**REQUIRED WORK:** Omit the images. Copy each entry word for word.

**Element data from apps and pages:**
Segment Open
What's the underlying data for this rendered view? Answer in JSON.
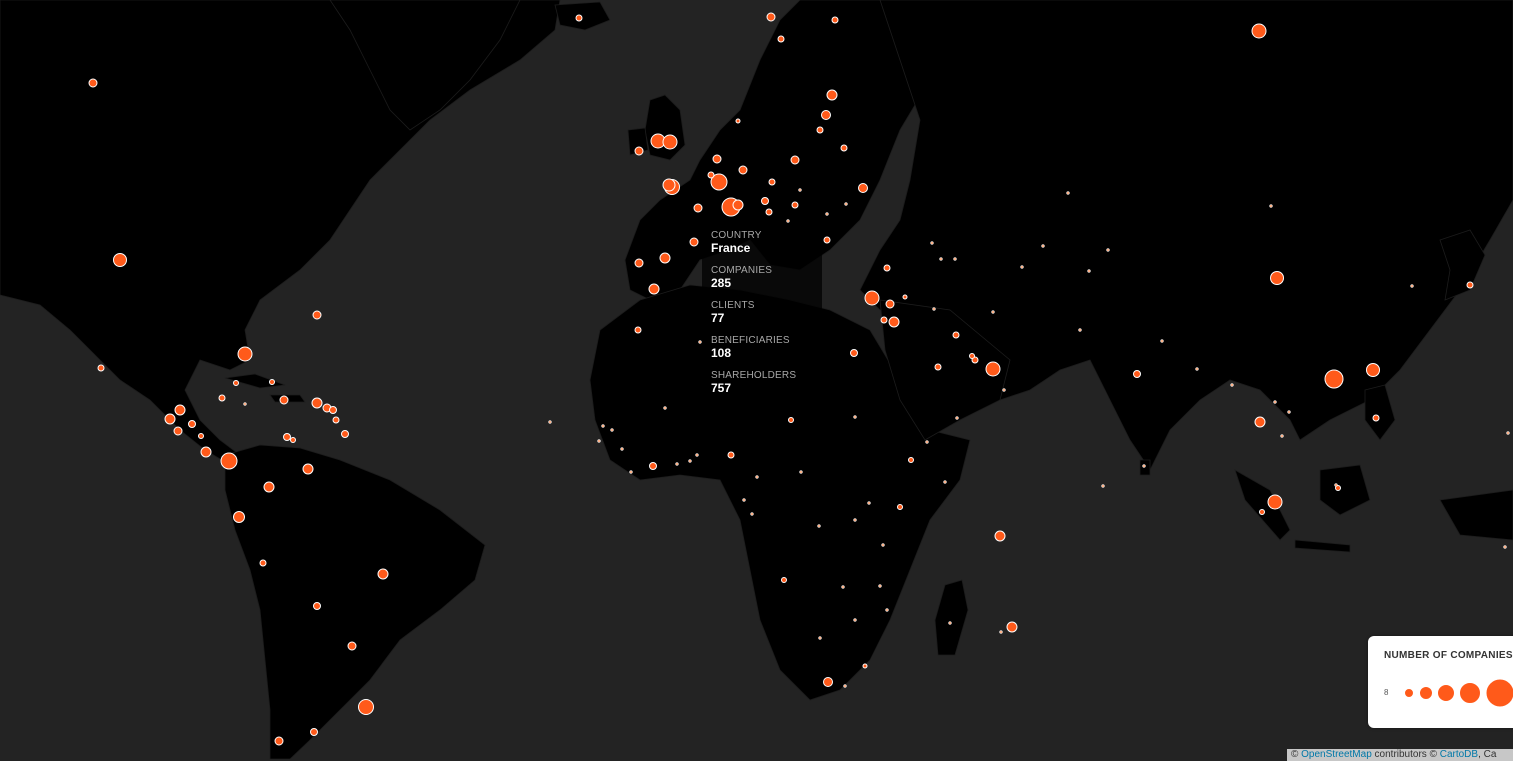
{
  "map": {
    "ocean_color": "#232323",
    "land_color": "#000000",
    "bubble_color": "#ff5a1a",
    "bubble_stroke": "#ffffff"
  },
  "tooltip": {
    "country_label": "COUNTRY",
    "country_value": "France",
    "companies_label": "COMPANIES",
    "companies_value": "285",
    "clients_label": "CLIENTS",
    "clients_value": "77",
    "beneficiaries_label": "BENEFICIARIES",
    "beneficiaries_value": "108",
    "shareholders_label": "SHAREHOLDERS",
    "shareholders_value": "757"
  },
  "legend": {
    "title": "NUMBER OF COMPANIES",
    "min_label": "8"
  },
  "attribution": {
    "prefix": "© ",
    "osm_link": "OpenStreetMap",
    "middle": " contributors © ",
    "carto_link": "CartoDB",
    "suffix": ", Ca"
  }
}
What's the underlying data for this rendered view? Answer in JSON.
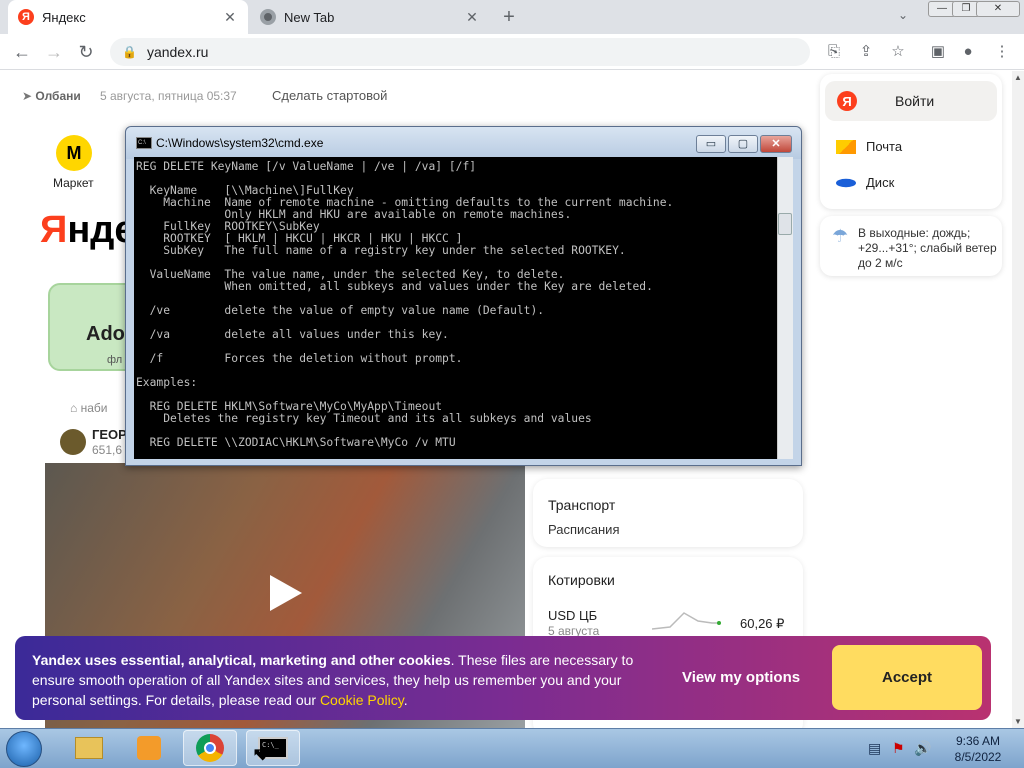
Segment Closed
**RESPONSE TO THIS EXERCISE:**
What's the underlying data for this rendered view? Answer in JSON.
{
  "map": {
    "ocean_color": "#232323",
    "land_color": "#000000",
    "bubble_color": "#ff5a1a",
    "bubble_stroke": "#ffffff"
  },
  "tooltip": {
    "country_label": "COUNTRY",
    "country_value": "France",
    "companies_label": "COMPANIES",
    "companies_value": "285",
    "clients_label": "CLIENTS",
    "clients_value": "77",
    "beneficiaries_label": "BENEFICIARIES",
    "beneficiaries_value": "108",
    "shareholders_label": "SHAREHOLDERS",
    "shareholders_value": "757"
  },
  "legend": {
    "title": "NUMBER OF COMPANIES",
    "min_label": "8"
  },
  "attribution": {
    "prefix": "© ",
    "osm_link": "OpenStreetMap",
    "middle": " contributors © ",
    "carto_link": "CartoDB",
    "suffix": ", Ca"
  }
}
What's the underlying data for this rendered view? Answer in JSON.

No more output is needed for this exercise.